I purchased the first of these from Spencer Throckmorton, in Manhatten, in 1996. This dramatic mask had previously been in the collection of Raoul Kampfer, a well known Mexican mid-20th century antiquarian and collector. It was said to be a Moro, but I suppose that it was a Pilato (Spaniard) from the Santiagueros dance, and it could easily have been one of the leaders, such as Pilate himself or the Emperor Tiberius.
This mask seems more like a caricature than a portrait. Spencer had commissioned a metal stand, which remains.
Last week I began with a Moro mask from the Mexican State of Puebla that had a black face, followed by other Moros y Cristianos masks that were not black, and apparently depicted Christian figures. All four had similar features. One of those was apparently worn by a Christian figure in a variant of the Danza de Moros y Cristianos, called “El Misterio de los Negros.” The black-faced mask was not explicitly identified with that dance, although it could easily have been used with the other one. In the course of my writing about these masks, I realized that I owned a group of three Black Moor masks from neighboring states that also appeared to have been used in El Misterio de los Negros. None of these are from Puebla, but from Veracruz, Guerrero, and the State of Mexico. I must confess that my information about the existence of this dance drama is limited. The first of today’s masks is specifically labeled on the back as being from this dance, and Jaled Muyaes told me of others, although he said nothing about this dance in his published writings about masks.

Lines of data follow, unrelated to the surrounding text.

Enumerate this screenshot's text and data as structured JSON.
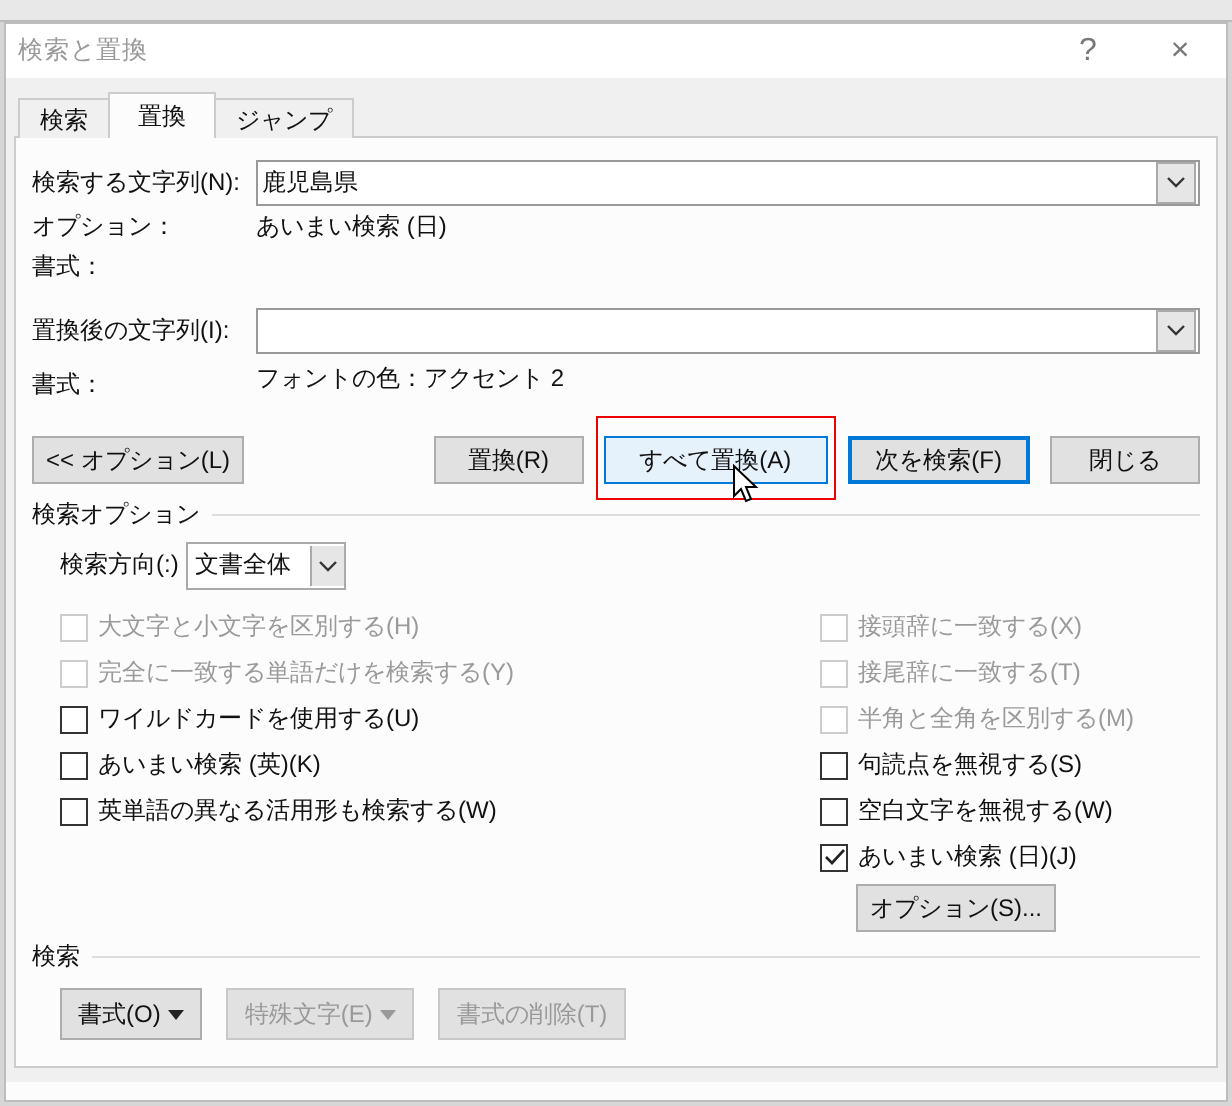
{
  "window": {
    "title": "検索と置換",
    "help": "?",
    "close": "×"
  },
  "tabs": [
    {
      "label": "検索",
      "selected": false
    },
    {
      "label": "置換",
      "selected": true
    },
    {
      "label": "ジャンプ",
      "selected": false
    }
  ],
  "find": {
    "label": "検索する文字列(N):",
    "value": "鹿児島県",
    "options_label": "オプション：",
    "options_value": "あいまい検索 (日)",
    "format_label": "書式："
  },
  "replace": {
    "label": "置換後の文字列(I):",
    "format_label": "書式：",
    "format_value": "フォントの色：アクセント 2"
  },
  "buttons": [
    {
      "label": "<< オプション(L)",
      "kind": "left",
      "focused": false,
      "hovered": false
    },
    {
      "label": "置換(R)",
      "kind": "right",
      "focused": false,
      "hovered": false
    },
    {
      "label": "すべて置換(A)",
      "kind": "right",
      "focused": false,
      "hovered": true
    },
    {
      "label": "次を検索(F)",
      "kind": "right",
      "focused": true,
      "hovered": false
    },
    {
      "label": "閉じる",
      "kind": "right",
      "focused": false,
      "hovered": false
    }
  ],
  "search_options": {
    "title": "検索オプション",
    "direction_label": "検索方向(:)",
    "direction_value": "文書全体",
    "left": [
      {
        "label": "大文字と小文字を区別する(H)",
        "checked": false,
        "disabled": true
      },
      {
        "label": "完全に一致する単語だけを検索する(Y)",
        "checked": false,
        "disabled": true
      },
      {
        "label": "ワイルドカードを使用する(U)",
        "checked": false,
        "disabled": false
      },
      {
        "label": "あいまい検索 (英)(K)",
        "checked": false,
        "disabled": false
      },
      {
        "label": "英単語の異なる活用形も検索する(W)",
        "checked": false,
        "disabled": false
      }
    ],
    "right": [
      {
        "label": "接頭辞に一致する(X)",
        "checked": false,
        "disabled": true
      },
      {
        "label": "接尾辞に一致する(T)",
        "checked": false,
        "disabled": true
      },
      {
        "label": "半角と全角を区別する(M)",
        "checked": false,
        "disabled": true
      },
      {
        "label": "句読点を無視する(S)",
        "checked": false,
        "disabled": false
      },
      {
        "label": "空白文字を無視する(W)",
        "checked": false,
        "disabled": false
      },
      {
        "label": "あいまい検索 (日)(J)",
        "checked": true,
        "disabled": false
      }
    ],
    "options_button": "オプション(S)..."
  },
  "search_section": {
    "title": "検索",
    "buttons": [
      {
        "label": "書式(O)",
        "kind": "menu",
        "disabled": false
      },
      {
        "label": "特殊文字(E)",
        "kind": "menu",
        "disabled": true
      },
      {
        "label": "書式の削除(T)",
        "kind": "plain",
        "disabled": true
      }
    ]
  }
}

I bought this one in 2008 from the estate of my friend, Gary Collison. Although the tag said it was from Guerrero, this is the mask with writing on the back that identifies it as a mask from El Mysterio de los Negros, Veracruz. It is a handsome elegant mask.
The face has a very simple design.
Today I will present four Moro masks from the State of Puebla that share similar features, as if all were by the same hand or from the same local tradition.
I don’t believe that I have ever shown you the first of these. I did show you the second in my post of September 15, 2014, along with the third mask, and I featured the fourth in my post of May 18, 2015. The point of today’s post is to put the four side by side. Unfortunately I still do not know the name of the carver(s).
I purchased the first from John Kania and Joe Ferrin of Santa Fe, in 1996. It was said to be from Chichiquila, Puebla. A nearly identical mask in the Museo National de la Máscara:Catálogo (p. 80) is said to be from San Pablito, Municipio Pahuatlán, Puebla.
As we have already seen in earlier posts, sometimes Moors are depicted with black faces—”Blackamoors.” The literal meaning of Blackamoor is “Black African,” but this word would appear to reflect the confusion experienced by Europeans from their early contacts with Africa and its peoples. In contrast, two weeks ago I showed characters from the “Negritos” dance who all had Caucasian faces. As I have repeatedly noted, a common reason for such confusing labels in Mexican dance dramas is that Mexican Indian dancers seldom portray themselves, instead they generally disguise themselves as others; from this place of anonymity and obfuscation the dancers feel free to address otherwise dangerous or forbidden social commentary.